(Data entries)

▬▬▬▬▬▬

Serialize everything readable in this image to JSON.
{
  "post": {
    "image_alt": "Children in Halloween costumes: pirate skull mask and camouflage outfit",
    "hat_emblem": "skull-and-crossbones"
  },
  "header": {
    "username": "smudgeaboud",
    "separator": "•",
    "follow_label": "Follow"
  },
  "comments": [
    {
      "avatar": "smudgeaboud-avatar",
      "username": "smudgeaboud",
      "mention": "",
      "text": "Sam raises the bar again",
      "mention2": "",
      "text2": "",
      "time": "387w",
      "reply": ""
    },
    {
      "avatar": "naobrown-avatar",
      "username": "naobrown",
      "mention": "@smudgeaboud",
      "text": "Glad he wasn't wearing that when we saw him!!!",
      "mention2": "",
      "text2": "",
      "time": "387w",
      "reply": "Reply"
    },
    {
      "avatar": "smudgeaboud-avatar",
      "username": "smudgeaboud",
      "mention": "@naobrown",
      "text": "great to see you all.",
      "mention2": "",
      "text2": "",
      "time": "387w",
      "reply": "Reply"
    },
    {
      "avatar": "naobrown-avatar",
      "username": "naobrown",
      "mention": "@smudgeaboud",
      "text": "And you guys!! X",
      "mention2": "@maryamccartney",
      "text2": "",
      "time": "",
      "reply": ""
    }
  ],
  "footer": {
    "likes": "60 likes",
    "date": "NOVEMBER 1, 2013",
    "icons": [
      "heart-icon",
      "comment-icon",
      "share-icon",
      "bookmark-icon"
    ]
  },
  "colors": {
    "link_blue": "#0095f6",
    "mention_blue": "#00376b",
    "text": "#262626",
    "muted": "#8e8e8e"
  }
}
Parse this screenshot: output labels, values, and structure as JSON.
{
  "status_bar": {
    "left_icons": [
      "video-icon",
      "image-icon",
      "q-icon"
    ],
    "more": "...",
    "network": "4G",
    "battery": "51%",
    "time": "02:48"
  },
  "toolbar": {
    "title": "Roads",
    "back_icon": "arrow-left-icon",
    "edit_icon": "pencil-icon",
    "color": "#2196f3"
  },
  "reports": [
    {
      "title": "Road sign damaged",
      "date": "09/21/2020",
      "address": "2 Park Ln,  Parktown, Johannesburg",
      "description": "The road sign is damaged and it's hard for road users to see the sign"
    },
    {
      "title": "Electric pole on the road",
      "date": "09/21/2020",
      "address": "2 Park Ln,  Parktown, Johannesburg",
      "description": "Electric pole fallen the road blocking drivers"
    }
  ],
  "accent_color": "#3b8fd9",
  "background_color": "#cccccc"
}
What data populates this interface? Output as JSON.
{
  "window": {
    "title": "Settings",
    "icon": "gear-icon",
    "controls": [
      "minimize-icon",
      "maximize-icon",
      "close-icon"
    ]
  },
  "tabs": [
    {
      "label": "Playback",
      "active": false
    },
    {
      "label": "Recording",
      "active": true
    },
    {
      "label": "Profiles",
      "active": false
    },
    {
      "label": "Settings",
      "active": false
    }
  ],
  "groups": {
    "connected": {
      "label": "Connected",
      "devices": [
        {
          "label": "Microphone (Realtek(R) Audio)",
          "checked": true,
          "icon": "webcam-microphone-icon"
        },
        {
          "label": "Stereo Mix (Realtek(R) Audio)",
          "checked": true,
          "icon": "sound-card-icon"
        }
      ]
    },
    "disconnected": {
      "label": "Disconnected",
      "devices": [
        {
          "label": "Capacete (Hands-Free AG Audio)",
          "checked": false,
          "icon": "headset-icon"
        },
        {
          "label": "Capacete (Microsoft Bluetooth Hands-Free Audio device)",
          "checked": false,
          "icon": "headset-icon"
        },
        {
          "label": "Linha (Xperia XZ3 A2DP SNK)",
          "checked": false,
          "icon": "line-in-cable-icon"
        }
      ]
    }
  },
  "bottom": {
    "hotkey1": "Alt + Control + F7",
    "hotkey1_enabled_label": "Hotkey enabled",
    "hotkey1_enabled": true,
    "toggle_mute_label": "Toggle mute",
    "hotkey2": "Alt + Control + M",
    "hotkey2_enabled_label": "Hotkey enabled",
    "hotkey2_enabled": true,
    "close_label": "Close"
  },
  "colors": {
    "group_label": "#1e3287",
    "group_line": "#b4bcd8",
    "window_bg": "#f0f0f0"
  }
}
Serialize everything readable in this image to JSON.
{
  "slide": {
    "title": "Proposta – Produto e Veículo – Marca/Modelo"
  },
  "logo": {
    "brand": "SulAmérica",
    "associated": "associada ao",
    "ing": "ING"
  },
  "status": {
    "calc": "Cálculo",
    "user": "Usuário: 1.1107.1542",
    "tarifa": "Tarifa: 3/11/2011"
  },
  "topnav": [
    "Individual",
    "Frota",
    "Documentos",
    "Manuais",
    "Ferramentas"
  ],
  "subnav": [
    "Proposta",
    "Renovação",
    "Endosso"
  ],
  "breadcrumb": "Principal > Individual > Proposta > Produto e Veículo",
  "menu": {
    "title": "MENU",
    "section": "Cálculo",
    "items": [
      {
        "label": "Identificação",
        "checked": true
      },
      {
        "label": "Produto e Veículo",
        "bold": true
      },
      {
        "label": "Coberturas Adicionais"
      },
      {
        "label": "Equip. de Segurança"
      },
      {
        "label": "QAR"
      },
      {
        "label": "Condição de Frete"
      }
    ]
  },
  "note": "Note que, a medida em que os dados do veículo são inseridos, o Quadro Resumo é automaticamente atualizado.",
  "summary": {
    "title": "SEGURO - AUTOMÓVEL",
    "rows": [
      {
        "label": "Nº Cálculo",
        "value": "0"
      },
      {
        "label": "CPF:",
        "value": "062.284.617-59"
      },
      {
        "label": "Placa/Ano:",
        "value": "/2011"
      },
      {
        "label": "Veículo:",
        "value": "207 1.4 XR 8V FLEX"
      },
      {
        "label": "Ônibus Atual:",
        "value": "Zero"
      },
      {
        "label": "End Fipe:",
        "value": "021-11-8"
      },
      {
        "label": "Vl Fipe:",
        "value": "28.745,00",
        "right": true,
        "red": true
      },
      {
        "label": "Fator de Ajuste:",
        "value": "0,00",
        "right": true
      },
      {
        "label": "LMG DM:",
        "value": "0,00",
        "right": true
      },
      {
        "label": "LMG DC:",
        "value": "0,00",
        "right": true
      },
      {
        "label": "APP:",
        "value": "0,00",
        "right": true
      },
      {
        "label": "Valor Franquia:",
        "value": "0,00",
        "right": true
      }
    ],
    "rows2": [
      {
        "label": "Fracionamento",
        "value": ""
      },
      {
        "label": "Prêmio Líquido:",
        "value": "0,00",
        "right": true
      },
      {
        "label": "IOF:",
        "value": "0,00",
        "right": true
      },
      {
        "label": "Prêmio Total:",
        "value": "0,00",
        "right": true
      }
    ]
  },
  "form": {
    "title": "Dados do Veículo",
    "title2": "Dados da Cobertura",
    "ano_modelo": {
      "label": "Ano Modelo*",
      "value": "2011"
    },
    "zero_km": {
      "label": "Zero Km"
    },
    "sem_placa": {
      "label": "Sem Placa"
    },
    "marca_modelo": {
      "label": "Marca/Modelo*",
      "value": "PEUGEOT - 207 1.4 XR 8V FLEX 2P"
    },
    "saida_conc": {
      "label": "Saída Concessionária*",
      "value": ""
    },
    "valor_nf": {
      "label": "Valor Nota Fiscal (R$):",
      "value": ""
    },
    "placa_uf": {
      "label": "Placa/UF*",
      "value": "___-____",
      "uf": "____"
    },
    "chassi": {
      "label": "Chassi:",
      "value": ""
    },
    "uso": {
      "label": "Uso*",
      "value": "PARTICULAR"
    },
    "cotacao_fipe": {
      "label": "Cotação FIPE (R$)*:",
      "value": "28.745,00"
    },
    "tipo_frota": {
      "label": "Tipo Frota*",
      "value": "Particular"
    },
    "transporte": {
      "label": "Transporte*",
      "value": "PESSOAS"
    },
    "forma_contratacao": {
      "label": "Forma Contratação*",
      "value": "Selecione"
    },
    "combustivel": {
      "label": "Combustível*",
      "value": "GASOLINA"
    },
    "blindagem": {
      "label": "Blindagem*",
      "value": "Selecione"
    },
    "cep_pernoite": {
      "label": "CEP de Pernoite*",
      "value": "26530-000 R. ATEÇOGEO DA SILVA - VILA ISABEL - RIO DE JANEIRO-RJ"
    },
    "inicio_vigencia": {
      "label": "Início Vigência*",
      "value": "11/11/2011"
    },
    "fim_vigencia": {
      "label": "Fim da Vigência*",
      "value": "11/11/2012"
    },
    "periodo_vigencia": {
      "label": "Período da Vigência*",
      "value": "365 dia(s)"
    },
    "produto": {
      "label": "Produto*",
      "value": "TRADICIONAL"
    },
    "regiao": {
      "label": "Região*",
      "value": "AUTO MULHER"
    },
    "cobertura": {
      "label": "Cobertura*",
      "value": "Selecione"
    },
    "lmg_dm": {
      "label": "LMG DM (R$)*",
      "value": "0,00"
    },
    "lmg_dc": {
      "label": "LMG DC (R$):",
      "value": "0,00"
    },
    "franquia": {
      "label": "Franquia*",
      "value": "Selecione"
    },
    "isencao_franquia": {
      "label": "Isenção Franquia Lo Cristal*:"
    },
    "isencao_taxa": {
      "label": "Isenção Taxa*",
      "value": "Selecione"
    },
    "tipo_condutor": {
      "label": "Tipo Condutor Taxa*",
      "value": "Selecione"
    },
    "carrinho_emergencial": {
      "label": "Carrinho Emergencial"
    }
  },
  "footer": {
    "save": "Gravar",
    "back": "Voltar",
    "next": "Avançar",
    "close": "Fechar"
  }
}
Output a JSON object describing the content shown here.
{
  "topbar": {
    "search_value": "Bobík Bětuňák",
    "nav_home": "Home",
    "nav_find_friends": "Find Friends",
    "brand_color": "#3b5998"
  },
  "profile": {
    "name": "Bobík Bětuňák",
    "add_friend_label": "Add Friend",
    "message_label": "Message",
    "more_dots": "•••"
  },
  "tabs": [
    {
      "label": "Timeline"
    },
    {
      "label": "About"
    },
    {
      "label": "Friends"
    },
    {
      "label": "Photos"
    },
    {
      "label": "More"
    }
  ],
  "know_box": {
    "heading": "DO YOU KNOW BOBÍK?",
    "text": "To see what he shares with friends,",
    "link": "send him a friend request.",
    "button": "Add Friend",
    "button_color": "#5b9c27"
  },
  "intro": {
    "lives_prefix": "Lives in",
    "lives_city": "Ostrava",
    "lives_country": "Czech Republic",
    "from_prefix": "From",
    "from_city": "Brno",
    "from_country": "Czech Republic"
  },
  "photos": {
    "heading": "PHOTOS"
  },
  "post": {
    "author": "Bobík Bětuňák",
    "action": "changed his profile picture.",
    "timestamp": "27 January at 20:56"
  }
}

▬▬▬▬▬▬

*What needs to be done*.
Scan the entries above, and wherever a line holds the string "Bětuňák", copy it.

*Exercise answer*.
    "search_value": "Bobík Bětuňák",
    "name": "Bobík Bětuňák",
    "author": "Bobík Bětuňák",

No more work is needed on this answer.